Let Me In poignantly acknowledges the fear that many people carry around of ultimately letting themselves down, especially under considerable, prolonged strain. It’s no accident that most of the adults in the film are unnamed, as they are merely ghosts to the tortured children around them, and maybe even to themselves. The final scene, which finds Owen in a rare instance of happiness, is understatedly sad and ironic, as it’s this moment where the boy has probably assured his own position as a future nameless man in a hospital, as someone destined to eventually disappoint a perpetual child who used to understand him.
This DVD is an impressive transfer of a gorgeous movie. The haunting oranges and whites of the scope cinematography are vivid and pristine without looking too scrubbed, as is the case with certain Blu-rays. Let Me In, reminiscent of Where the Wild Things Are, is supposed to look a little grainy and chaotic so as to approximate the turmoil and confusion inherent in the story. The sound is equally striking, particularly Michael Giacchino’s soaring, ominous score, which honors numerous classic horror scores (most obviously The Shining and John Carpenter’s The Thing) while effectively establishing an arresting tempo of unrest in its own right. The more subtle effects, such as 1980s music cues and little details such as the unwrapping of a candy bar, are outstandingly layered.
The commentary with Matt Reeves is rich in anecdotes pertaining to virtually all aspects of the film’s making, including his self-consciousness tackling a respected horror property. The writer-director paints an appealing self-portrait of a movie geek trying to forge his own trail while shouting out to past classics. (The one-shot car wreck sequence was inspired by Dial M for Murder, for example.) The special effects features, despite somewhat pointedly avoiding the fact that Let Me In is a remake of another recent movie, are brief but unusually tasteful and informative. The making-of featurette is a well-produced puff piece, with trailer and poster galleries rounding out the tribute. Overall, a decent sampling of extras for the geek-inclined.

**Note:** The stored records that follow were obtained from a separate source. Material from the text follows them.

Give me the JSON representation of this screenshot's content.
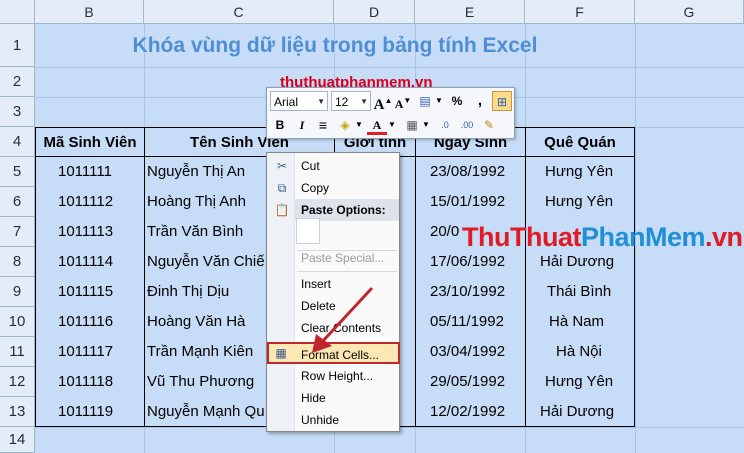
{
  "columns": [
    "B",
    "C",
    "D",
    "E",
    "F",
    "G"
  ],
  "rows": [
    "1",
    "2",
    "3",
    "4",
    "5",
    "6",
    "7",
    "8",
    "9",
    "10",
    "11",
    "12",
    "13",
    "14"
  ],
  "title": "Khóa vùng dữ liệu trong bảng tính Excel",
  "site_label": "thuthuatphanmem.vn",
  "watermark": {
    "part1": "ThuThuat",
    "part2": "PhanMem",
    "part3": ".vn"
  },
  "table": {
    "headers": [
      "Mã Sinh Viên",
      "Tên Sinh Viên",
      "Giới tính",
      "Ngày Sinh",
      "Quê Quán"
    ],
    "rows": [
      {
        "id": "1011111",
        "name": "Nguyễn Thị An",
        "date": "23/08/1992",
        "home": "Hưng Yên"
      },
      {
        "id": "1011112",
        "name": "Hoàng Thị Anh",
        "date": "15/01/1992",
        "home": "Hưng Yên"
      },
      {
        "id": "1011113",
        "name": "Trần Văn Bình",
        "date": "20/0",
        "home": ""
      },
      {
        "id": "1011114",
        "name": "Nguyễn Văn Chiế",
        "date": "17/06/1992",
        "home": "Hải Dương"
      },
      {
        "id": "1011115",
        "name": "Đinh Thị Dịu",
        "date": "23/10/1992",
        "home": "Thái Bình"
      },
      {
        "id": "1011116",
        "name": "Hoàng Văn Hà",
        "date": "05/11/1992",
        "home": "Hà Nam"
      },
      {
        "id": "1011117",
        "name": "Trần Mạnh Kiên",
        "date": "03/04/1992",
        "home": "Hà Nội"
      },
      {
        "id": "1011118",
        "name": "Vũ Thu Phương",
        "date": "29/05/1992",
        "home": "Hưng Yên"
      },
      {
        "id": "1011119",
        "name": "Nguyễn Mạnh Qu",
        "date": "12/02/1992",
        "home": "Hải Dương"
      }
    ]
  },
  "mini_toolbar": {
    "font": "Arial",
    "size": "12",
    "percent": "%",
    "comma": ",",
    "bold": "B",
    "italic": "I",
    "grow_font": "A",
    "shrink_font": "A",
    "font_color_letter": "A"
  },
  "context_menu": {
    "cut": "Cut",
    "copy": "Copy",
    "paste_options": "Paste Options:",
    "paste_special": "Paste Special...",
    "insert": "Insert",
    "delete": "Delete",
    "clear_contents": "Clear Contents",
    "format_cells": "Format Cells...",
    "row_height": "Row Height...",
    "hide": "Hide",
    "unhide": "Unhide"
  },
  "colors": {
    "sheet_fill": "#c6dcf7",
    "title_blue": "#4f8ed6",
    "site_red": "#d9001b",
    "highlight_border": "#c0272d",
    "arrow": "#c0272d"
  }
}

An unusually beautiful horror film that understands that adolescence isn’t one fixed state of past tense, but an ever-shifting, wobbly, see-saw of the wonderful, awful, tedious, and potentially permanently damaging.